Bill White’s important critique of the policies being followed by his former central bank colleagues echoes his warnings before the 2008 Crisis. One of his key points is that they have focused on manipulating the value of financial assets, ratehr than on developments in the real economy:
“The price of financial assets, just think of Bunds and equity prices, has gone through the roof as have property prices in many countries. Zombie companies are being kept alive by zombie banks and a sharp increase in Merger and Acquisition activity might also be contributing to growing “malinvestments”. Moreover, problems in the Advanced Market Economies have now spread to 6 of the Emerging Market Economies, with all of the BRIICS in deepening trouble.”
The chart above provides a useful snapshot of the issue, in terms of January – April auto sales in the 4 smaller markets in the ‘Top 7′:
- Japan’s sales were down 15%, with sales of the most popular smaller cars (“kei cars”) dropping 23% as a tax hike went into effect. Awareness of the looming hike had boosted sales in 2014, and now the hangover is underway. The kei cars typically account for 40% of Japanese sales, so this downturn is further evidence that Abenomics has run into the sand. And with government debt/person now $100k, more tax rises seem inevitable
- Russia is again the world’s worst-performing auto market, with sales down 40%. Mercedes is the best performing brand, with sales down only 6%, whilst Lada, Hyundai and Kia are down between 14% – 22%. The other top 10 brands are down by over 50%.
- Brazil sales were down 19%, with April seeing a worsening trend as sales fell 25%. The market should, of course, be doing very well in the run-up to the Olympics next year, but instead the economy has gone into recession as China’s downturn impacts its previously buoyant commodity exports. In addition, the Petrobras corruption scandal continues to throw a shadow over the government.

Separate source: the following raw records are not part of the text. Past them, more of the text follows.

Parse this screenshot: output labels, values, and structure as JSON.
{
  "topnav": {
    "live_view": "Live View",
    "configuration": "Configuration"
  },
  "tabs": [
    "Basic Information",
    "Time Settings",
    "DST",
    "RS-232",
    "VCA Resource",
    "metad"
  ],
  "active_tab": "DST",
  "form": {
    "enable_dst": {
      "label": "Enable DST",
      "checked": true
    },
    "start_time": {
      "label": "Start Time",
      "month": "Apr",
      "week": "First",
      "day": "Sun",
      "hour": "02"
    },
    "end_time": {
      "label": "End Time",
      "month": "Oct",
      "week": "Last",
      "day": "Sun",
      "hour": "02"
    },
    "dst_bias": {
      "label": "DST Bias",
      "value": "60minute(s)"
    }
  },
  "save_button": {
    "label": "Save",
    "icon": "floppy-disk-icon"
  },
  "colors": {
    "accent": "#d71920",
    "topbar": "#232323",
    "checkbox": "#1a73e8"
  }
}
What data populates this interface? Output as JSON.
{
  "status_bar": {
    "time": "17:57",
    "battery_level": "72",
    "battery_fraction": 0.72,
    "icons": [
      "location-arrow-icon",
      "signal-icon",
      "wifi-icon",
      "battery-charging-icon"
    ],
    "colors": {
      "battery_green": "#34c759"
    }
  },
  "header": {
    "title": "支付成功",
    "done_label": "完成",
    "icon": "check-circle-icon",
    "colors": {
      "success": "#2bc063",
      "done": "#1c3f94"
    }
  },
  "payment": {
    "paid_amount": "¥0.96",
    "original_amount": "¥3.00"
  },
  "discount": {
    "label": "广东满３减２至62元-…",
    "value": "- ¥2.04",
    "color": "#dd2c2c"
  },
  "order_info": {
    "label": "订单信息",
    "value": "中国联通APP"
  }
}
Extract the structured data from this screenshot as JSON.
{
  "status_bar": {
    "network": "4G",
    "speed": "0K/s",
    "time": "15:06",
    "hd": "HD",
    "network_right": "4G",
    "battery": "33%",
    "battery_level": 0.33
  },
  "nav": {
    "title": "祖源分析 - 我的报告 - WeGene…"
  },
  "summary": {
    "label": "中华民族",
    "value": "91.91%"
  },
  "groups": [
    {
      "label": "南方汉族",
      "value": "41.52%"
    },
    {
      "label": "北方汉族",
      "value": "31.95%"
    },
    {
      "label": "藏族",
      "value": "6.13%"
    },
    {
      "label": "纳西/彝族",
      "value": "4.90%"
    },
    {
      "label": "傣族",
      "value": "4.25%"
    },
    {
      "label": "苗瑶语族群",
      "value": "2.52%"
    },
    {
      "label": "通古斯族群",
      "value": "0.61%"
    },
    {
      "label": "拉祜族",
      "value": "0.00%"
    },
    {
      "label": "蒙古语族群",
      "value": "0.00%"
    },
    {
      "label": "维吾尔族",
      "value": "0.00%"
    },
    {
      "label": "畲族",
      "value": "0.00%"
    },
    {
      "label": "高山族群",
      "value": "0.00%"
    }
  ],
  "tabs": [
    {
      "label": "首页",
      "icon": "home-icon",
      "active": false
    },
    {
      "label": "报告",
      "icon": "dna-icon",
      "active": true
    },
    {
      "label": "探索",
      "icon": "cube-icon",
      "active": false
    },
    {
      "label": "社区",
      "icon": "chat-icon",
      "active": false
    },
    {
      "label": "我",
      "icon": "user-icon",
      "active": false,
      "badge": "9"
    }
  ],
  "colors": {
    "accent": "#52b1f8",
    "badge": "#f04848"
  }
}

- India remains the only relatively bright spot, with sales up 8%. But as Team-BHP comment ”Going forward, Auto CEOs are a bit cautious, as the rural outlook isn’t bright. 2-wheeler sales are the best indicator of the rural market, and they’ve been nothing to write home about in April.” And, of course, as I noted yesterday, India’s car market has been going nowhere for 4 years, so it is hard to be too optimistic about the outlook.